As many as 90 percent of lawyers in recent surveys have said that they have a LinkedIn page. However, the vast majority of attorneys who use LinkedIn are not using the service as well as they could be. It's not enough to just build a profile and leave. In this guide, we'll take a look at why LinkedIn is one of the best—perhaps the single best—social media service for attorneys who primarily work with business clients. We'll also look at eight different ways to maximize the value of your LinkedIn account for finding new clients and making your law firm's social media strategy work well for you.
#1: Use the Right Photograph
When you start creating your LinkedIn profile, you may be tempted to use a generic photograph of your law firm or an older headshot. The best thing that you can do to make sure that LinkedIn works well for you right away is to have a new, professional photograph taken of yourself. A more contemporary looking photograph will be more likely to draw in viewers, and will ensure that your firm doesn't look mired in the past.
If you're unsure of whether you're photogenic, the best advice is: don't worry about it, but make sure that you're hiring a photographer who knows how to make you look your best. Clients want to see that you're taking care with your appearance and that you know how to look your best in a photo—don't make the mistake of thinking that just because you're not gorgeous, you shouldn't post a realistic photo on your LinkedIn profile. Don't use older photos just to make yourself look younger—odds are, you'll also make yourself look dated.
#2: Complete Your Profile—Completely!
Your profile, complete with skills and summary, is a great place for you to make your profile stand out from a search engine optimization standpoint. You get enough words in your profile to really be able to fit in a wide array of keywords. Don't make it obvious that you're putting keywords into your profile—this will usually be off-putting to people who find you some other way than with a search engine.
Instead, make sure that the keywords fit into your content and summaries organically. Don't overload the keywords—you're better off making your profile informative and have a slightly smaller number of keywords.
#3: Don't Forget SEO In Your Headline
Make sure that when you use your LinkedIn headline, you use all of the most common terms that people might want to use to search for an attorney like you in your area. If you're not using basic SEO knowledge in your headline, you're missing out on some clients every single day when people search for attorneys using common keywords. Google weights LinkedIn results highly when looking at the reliability of websites for professionals like attorneys. Using SEO in your headline increases the chances that your LinkedIn profile will come up early in Google or Bing searches for your name or your occupation.
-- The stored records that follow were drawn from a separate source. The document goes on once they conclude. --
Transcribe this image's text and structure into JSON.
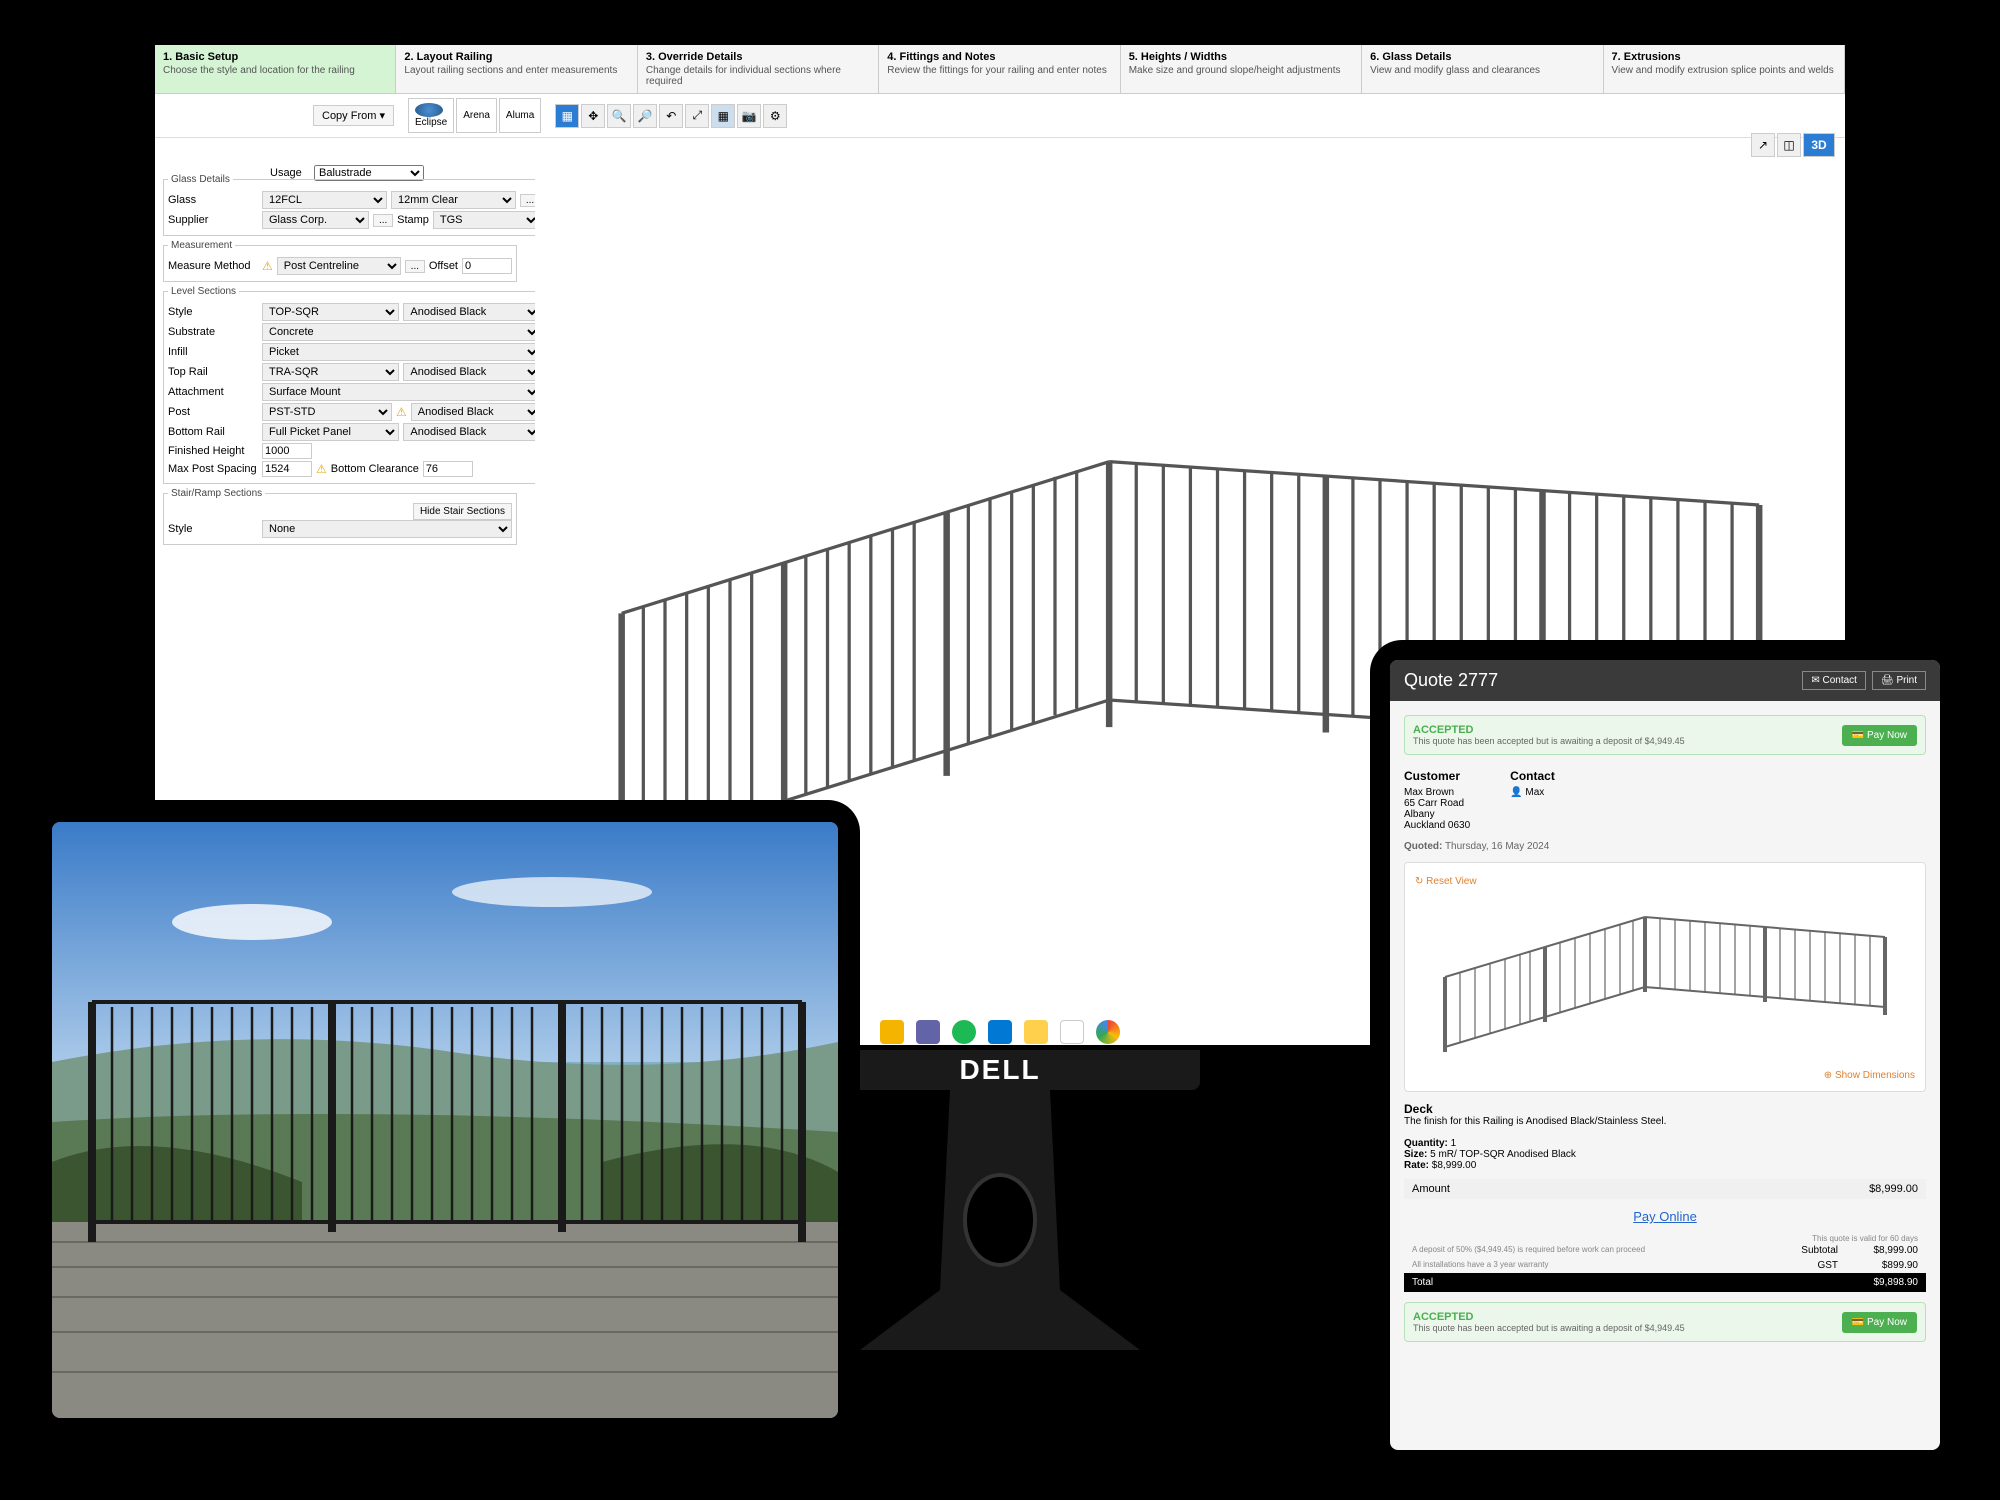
{
  "wizard": [
    {
      "title": "1. Basic Setup",
      "desc": "Choose the style and location for the railing",
      "active": true
    },
    {
      "title": "2. Layout Railing",
      "desc": "Layout railing sections and enter measurements"
    },
    {
      "title": "3. Override Details",
      "desc": "Change details for individual sections where required"
    },
    {
      "title": "4. Fittings and Notes",
      "desc": "Review the fittings for your railing and enter notes"
    },
    {
      "title": "5. Heights / Widths",
      "desc": "Make size and ground slope/height adjustments"
    },
    {
      "title": "6. Glass Details",
      "desc": "View and modify glass and clearances"
    },
    {
      "title": "7. Extrusions",
      "desc": "View and modify extrusion splice points and welds"
    }
  ],
  "toolbar": {
    "copy_from": "Copy From  ▾",
    "usage_label": "Usage",
    "usage_value": "Balustrade",
    "brands": [
      "Eclipse",
      "Arena",
      "Aluma"
    ],
    "view_3d": "3D"
  },
  "form": {
    "glass_details_title": "Glass Details",
    "glass_label": "Glass",
    "glass_code": "12FCL",
    "glass_type": "12mm Clear",
    "supplier_label": "Supplier",
    "supplier": "Glass Corp.",
    "stamp_label": "Stamp",
    "stamp": "TGS",
    "measurement_title": "Measurement",
    "measure_method_label": "Measure Method",
    "measure_method": "Post Centreline",
    "offset_label": "Offset",
    "offset": "0",
    "level_sections_title": "Level Sections",
    "style_label": "Style",
    "style_code": "TOP-SQR",
    "style_finish": "Anodised Black",
    "substrate_label": "Substrate",
    "substrate": "Concrete",
    "infill_label": "Infill",
    "infill": "Picket",
    "toprail_label": "Top Rail",
    "toprail_code": "TRA-SQR",
    "toprail_finish": "Anodised Black",
    "attachment_label": "Attachment",
    "attachment": "Surface Mount",
    "post_label": "Post",
    "post_code": "PST-STD",
    "post_finish": "Anodised Black",
    "bottomrail_label": "Bottom Rail",
    "bottomrail": "Full Picket Panel",
    "bottomrail_finish": "Anodised Black",
    "finished_height_label": "Finished Height",
    "finished_height": "1000",
    "max_post_label": "Max Post Spacing",
    "max_post": "1524",
    "bottom_clear_label": "Bottom Clearance",
    "bottom_clear": "76",
    "stair_title": "Stair/Ramp Sections",
    "hide_stair": "Hide Stair Sections",
    "stair_style_label": "Style",
    "stair_style": "None"
  },
  "quote": {
    "title": "Quote 2777",
    "contact_btn": "Contact",
    "print_btn": "Print",
    "accepted_title": "ACCEPTED",
    "accepted_desc": "This quote has been accepted but is awaiting a deposit of $4,949.45",
    "pay_now": "Pay Now",
    "customer_label": "Customer",
    "customer_name": "Max Brown",
    "customer_addr1": "65 Carr Road",
    "customer_addr2": "Albany",
    "customer_addr3": "Auckland 0630",
    "contact_label": "Contact",
    "contact_name": "Max",
    "quoted_label": "Quoted:",
    "quoted_date": "Thursday, 16 May 2024",
    "reset_view": "Reset View",
    "show_dimensions": "Show Dimensions",
    "deck_title": "Deck",
    "deck_desc": "The finish for this Railing is Anodised Black/Stainless Steel.",
    "quantity_label": "Quantity:",
    "quantity": "1",
    "size_label": "Size:",
    "size": "5 mR/ TOP-SQR Anodised Black",
    "rate_label": "Rate:",
    "rate": "$8,999.00",
    "amount_label": "Amount",
    "amount": "$8,999.00",
    "pay_online": "Pay Online",
    "validity": "This quote is valid for 60 days",
    "deposit_note": "A deposit of 50% ($4,949.45) is required before work can proceed",
    "warranty": "All installations have a 3 year warranty",
    "subtotal_label": "Subtotal",
    "subtotal": "$8,999.00",
    "gst_label": "GST",
    "gst": "$899.90",
    "total_label": "Total",
    "total": "$9,898.90"
  },
  "monitor_brand": "DELL"
}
#4: Get Involved—Don't Be a Wallflower
Make sure that once you've completed your LinkedIn profile, you don't think that your involvement with the website is over. “Set it and forget it” isn't the key to online marketing success in the 21st century. Social media requires active participation. Many attorneys today think that their social media presence isn't succeeding, when the truth is that they just haven't really put in the effort needed to see success.
Make sure that you're posting updates routinely. You can think of LinkedIn updates as being similar to your Facebook status updates, but targeted to a different audience. Typically, the people on LinkedIn are more likely to be educated professionals, so you should frame your LinkedIn updates accordingly. If you're making routine status updates, try mixing it up a little. Ask a question, try to get discussions started. Raising questions can often be better for getting people talking than trying to say that you have all the answers.
#5: Answer Questions to Get New Clients
One of the other places that you can use LinkedIn as an attorney is the LinkedIn Questions section. In this section, people post questions that they have about different problems. Many of these problems are legal in nature, making this a good fit for attorneys looking to expand their client base. You can look at people's questions and answer them based on your own legal knowledge and understanding of local and state laws and practices.
You should always steer clear of providing direct legal advice, but you can definitely answer hypothetical questions and talk about your own experiences on LinkedIn Questions. Make sure to use basic disclaimers so that the people you're discussing legal issues with know that you are not giving legal advice without a consultation. This can be a great way to show your website's resources for dealing with common legal situations—in many cases, answering a question on LinkedIn Questions can lead directly to new client contact.
#6: Link to Your Blog Content
If you also have a legal blog, you should be linking to some of your blog's content on your LinkedIn account. Updates should sometimes include links to your newest relevant blog entries. However, make sure this is a step you're taking only if your blog really has quality content that might be relevant, fresh, and interesting for your LinkedIn readers. If you give them content that looks like it was just designed as search engine ranking fodder, your readers are likely to be insulted and may stop being connected to you on LinkedIn.
#7: Build Your Connections From Existing Lists
LinkedIn will let you create your list of connections in several different ways. You may want to connect in several older email addresses in the hopes of getting more connections for your LinkedIn account. Because LinkedIn provides networking opportunities, many people will simply accept nearly any LinkedIn connection request that comes from somebody they know or used to know at an earlier time.